=== Task directions ===
Your answer must be one number: the count of lines below that hold the word "text".

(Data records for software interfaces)
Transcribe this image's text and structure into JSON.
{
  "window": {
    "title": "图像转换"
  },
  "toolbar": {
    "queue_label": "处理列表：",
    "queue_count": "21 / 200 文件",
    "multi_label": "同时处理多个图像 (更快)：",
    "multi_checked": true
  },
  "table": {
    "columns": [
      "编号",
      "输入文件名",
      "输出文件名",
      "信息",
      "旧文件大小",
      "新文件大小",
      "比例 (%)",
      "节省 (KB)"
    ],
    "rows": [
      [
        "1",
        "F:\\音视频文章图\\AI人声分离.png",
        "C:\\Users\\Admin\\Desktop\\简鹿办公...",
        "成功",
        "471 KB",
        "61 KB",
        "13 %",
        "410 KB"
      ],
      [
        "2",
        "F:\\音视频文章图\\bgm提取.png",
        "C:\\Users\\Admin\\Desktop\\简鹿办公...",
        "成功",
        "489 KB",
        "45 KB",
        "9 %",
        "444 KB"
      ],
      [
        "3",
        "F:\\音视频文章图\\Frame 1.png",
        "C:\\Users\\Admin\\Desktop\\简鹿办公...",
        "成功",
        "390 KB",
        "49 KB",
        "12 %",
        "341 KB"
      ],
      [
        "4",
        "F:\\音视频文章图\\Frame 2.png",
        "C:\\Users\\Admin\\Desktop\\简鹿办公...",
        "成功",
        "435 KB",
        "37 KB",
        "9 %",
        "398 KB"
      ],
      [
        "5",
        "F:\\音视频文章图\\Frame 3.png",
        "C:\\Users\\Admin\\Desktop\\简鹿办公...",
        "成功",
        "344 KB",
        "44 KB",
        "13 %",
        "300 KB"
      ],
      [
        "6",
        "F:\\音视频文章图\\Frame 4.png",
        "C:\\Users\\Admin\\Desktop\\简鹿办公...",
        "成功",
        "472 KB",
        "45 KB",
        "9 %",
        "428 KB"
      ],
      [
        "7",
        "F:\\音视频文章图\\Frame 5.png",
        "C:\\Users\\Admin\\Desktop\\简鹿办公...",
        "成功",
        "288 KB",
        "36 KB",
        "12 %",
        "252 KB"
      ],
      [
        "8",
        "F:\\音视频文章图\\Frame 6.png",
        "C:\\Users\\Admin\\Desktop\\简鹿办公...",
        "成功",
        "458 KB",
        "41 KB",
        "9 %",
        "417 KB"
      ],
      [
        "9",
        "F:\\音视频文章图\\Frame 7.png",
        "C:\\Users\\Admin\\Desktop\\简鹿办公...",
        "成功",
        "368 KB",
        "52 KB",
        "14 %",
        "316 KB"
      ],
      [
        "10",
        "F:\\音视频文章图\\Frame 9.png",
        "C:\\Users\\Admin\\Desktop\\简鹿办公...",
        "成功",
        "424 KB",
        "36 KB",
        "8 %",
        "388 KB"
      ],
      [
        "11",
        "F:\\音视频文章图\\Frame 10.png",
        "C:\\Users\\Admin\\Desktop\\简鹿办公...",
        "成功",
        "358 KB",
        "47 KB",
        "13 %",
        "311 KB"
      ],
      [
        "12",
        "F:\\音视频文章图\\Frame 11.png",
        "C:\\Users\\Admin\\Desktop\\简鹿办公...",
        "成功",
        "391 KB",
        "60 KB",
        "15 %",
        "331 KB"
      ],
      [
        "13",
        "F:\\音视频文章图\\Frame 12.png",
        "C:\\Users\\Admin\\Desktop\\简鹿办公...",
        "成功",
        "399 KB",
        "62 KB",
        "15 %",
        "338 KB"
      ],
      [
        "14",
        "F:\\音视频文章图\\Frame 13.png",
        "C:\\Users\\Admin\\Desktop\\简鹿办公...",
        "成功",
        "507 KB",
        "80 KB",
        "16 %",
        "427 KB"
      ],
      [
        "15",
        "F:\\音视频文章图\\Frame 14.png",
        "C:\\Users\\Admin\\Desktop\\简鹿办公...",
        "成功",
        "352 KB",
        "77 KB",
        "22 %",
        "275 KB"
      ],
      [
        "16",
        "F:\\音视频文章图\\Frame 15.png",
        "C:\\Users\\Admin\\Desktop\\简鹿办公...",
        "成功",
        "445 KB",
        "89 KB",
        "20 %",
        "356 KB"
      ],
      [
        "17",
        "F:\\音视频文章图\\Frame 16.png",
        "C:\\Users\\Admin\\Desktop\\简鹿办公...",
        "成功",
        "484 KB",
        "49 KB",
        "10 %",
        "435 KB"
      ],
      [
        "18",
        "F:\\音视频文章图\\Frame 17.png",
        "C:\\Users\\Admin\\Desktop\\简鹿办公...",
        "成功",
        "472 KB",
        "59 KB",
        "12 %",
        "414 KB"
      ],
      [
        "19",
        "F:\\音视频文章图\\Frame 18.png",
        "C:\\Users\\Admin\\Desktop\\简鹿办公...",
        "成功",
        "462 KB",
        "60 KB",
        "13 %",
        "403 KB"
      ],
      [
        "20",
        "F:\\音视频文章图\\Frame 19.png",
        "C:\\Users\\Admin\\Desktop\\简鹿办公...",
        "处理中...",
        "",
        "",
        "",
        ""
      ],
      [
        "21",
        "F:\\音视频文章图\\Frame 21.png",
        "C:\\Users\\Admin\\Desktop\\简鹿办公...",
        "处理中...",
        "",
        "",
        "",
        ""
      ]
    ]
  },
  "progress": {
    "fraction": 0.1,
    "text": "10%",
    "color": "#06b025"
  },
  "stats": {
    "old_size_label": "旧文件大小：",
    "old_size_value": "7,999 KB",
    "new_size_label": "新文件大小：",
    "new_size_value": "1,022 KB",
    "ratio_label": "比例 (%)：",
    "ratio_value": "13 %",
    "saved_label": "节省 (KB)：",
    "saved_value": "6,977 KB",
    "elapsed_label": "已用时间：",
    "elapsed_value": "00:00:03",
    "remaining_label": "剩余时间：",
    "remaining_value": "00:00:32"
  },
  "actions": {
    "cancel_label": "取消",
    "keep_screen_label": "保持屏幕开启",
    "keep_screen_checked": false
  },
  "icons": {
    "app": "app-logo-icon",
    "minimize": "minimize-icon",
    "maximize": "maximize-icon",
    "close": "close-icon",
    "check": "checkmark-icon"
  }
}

=== Completed exercise ===
2